BEGIN

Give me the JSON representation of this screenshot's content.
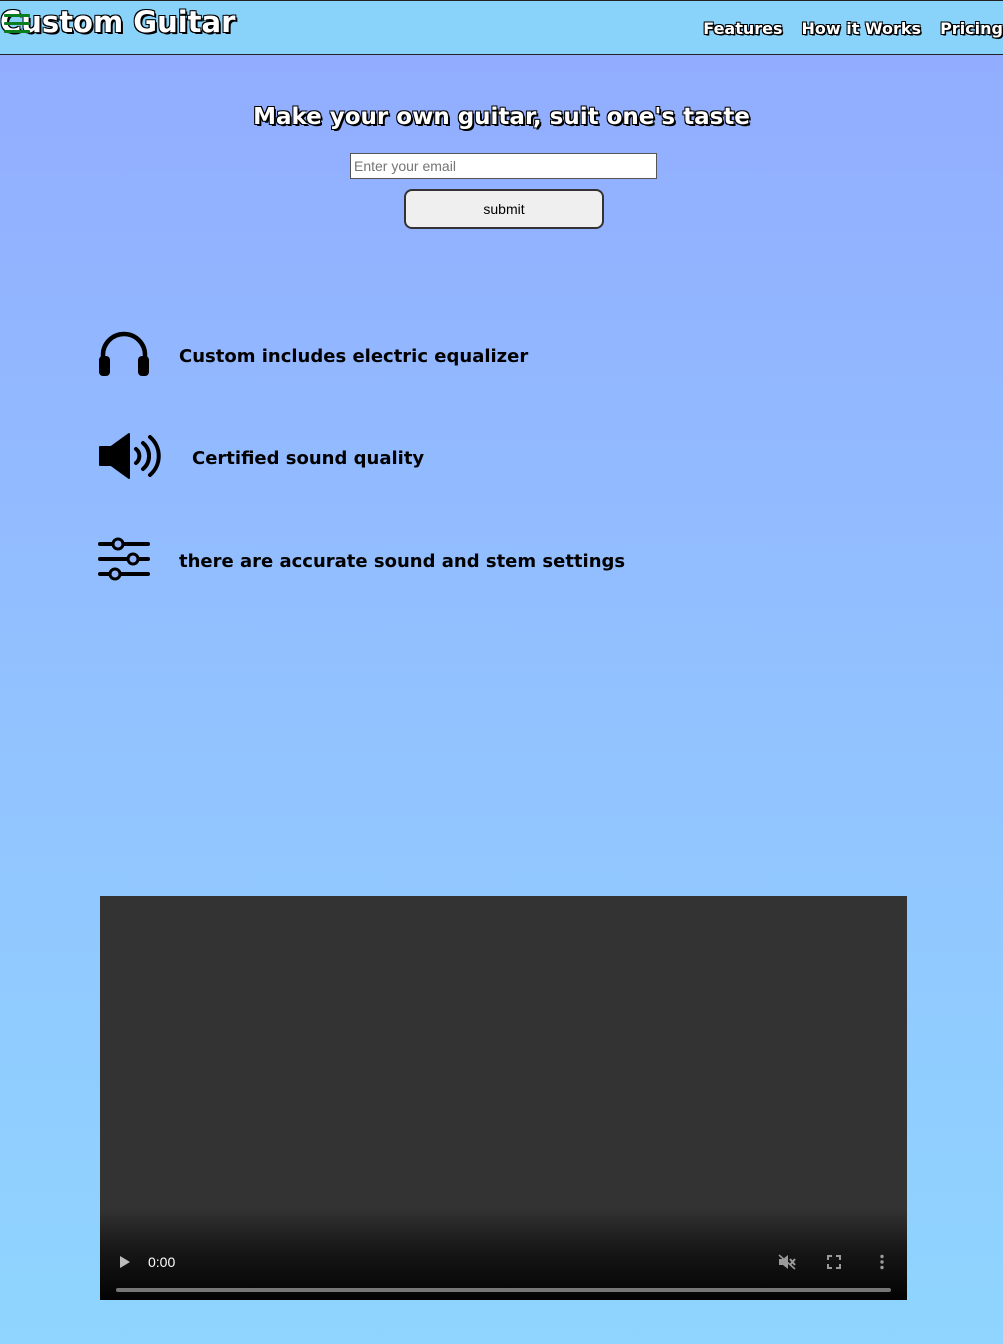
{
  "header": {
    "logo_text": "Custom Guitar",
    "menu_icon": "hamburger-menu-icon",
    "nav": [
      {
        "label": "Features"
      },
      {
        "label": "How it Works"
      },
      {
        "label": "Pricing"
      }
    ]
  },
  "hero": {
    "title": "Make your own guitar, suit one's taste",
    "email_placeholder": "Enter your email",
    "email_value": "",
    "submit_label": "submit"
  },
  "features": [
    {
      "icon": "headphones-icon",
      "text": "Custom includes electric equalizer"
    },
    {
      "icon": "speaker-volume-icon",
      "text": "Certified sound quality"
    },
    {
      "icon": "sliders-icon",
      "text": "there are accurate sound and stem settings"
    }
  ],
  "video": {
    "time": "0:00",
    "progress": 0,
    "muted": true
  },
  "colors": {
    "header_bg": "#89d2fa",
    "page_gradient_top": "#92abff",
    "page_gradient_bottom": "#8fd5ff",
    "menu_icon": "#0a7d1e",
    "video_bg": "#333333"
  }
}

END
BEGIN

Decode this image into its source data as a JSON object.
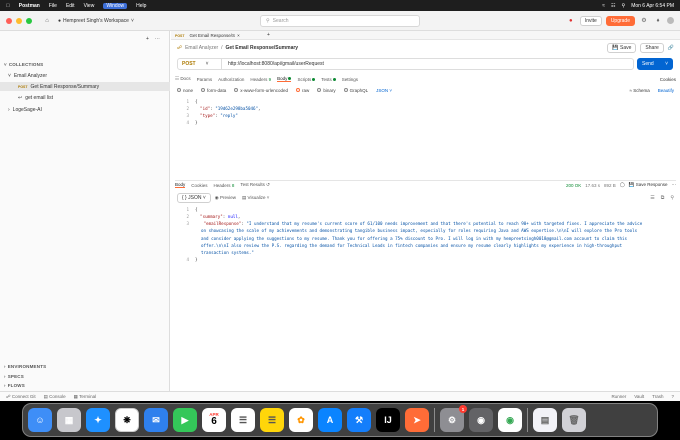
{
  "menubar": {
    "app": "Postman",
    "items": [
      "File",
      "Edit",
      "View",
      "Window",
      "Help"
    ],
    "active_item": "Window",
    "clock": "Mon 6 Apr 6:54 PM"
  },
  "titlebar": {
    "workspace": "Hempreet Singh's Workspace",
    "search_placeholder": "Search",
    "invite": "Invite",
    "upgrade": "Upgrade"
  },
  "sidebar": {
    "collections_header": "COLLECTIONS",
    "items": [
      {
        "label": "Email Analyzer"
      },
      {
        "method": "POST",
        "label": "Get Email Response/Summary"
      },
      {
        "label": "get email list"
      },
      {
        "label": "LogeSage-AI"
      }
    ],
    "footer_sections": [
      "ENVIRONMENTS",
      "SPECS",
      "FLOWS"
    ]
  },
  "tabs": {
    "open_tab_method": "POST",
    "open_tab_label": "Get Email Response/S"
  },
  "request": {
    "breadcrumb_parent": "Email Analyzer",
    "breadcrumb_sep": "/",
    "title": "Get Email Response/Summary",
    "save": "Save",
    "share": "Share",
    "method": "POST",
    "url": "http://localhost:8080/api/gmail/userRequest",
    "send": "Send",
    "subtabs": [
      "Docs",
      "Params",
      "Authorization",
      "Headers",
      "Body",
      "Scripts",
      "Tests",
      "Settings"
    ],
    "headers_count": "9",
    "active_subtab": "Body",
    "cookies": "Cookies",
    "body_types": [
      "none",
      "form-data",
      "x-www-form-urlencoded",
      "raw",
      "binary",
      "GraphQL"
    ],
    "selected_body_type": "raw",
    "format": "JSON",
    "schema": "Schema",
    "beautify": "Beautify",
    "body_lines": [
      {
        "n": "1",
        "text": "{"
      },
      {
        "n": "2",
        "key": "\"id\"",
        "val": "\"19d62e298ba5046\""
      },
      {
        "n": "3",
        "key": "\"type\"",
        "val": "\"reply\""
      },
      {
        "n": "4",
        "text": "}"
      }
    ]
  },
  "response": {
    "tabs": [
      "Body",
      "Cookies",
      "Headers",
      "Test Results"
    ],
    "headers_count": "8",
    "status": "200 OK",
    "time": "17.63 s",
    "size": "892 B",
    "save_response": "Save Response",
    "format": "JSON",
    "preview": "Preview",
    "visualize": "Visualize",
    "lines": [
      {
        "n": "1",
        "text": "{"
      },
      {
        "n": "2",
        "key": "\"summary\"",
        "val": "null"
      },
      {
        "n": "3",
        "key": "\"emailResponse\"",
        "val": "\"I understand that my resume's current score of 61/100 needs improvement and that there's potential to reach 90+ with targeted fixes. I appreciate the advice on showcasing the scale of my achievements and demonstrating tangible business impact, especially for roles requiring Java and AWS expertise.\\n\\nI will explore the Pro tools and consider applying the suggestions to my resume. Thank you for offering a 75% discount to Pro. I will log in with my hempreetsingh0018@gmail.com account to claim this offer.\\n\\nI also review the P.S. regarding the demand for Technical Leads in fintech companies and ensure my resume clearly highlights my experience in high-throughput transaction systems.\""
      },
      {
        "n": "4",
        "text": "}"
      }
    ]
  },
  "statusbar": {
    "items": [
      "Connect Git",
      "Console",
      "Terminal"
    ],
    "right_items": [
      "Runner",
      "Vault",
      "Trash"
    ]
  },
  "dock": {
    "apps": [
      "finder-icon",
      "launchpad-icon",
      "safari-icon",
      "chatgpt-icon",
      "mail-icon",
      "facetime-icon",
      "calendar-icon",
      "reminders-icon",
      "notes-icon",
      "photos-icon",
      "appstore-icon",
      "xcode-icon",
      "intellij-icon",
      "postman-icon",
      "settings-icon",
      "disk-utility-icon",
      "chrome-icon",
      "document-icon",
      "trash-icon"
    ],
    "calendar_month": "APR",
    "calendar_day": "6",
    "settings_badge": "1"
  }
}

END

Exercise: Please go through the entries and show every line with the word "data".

Response area:
Decode this image into its source data as a JSON object.
      "form-data",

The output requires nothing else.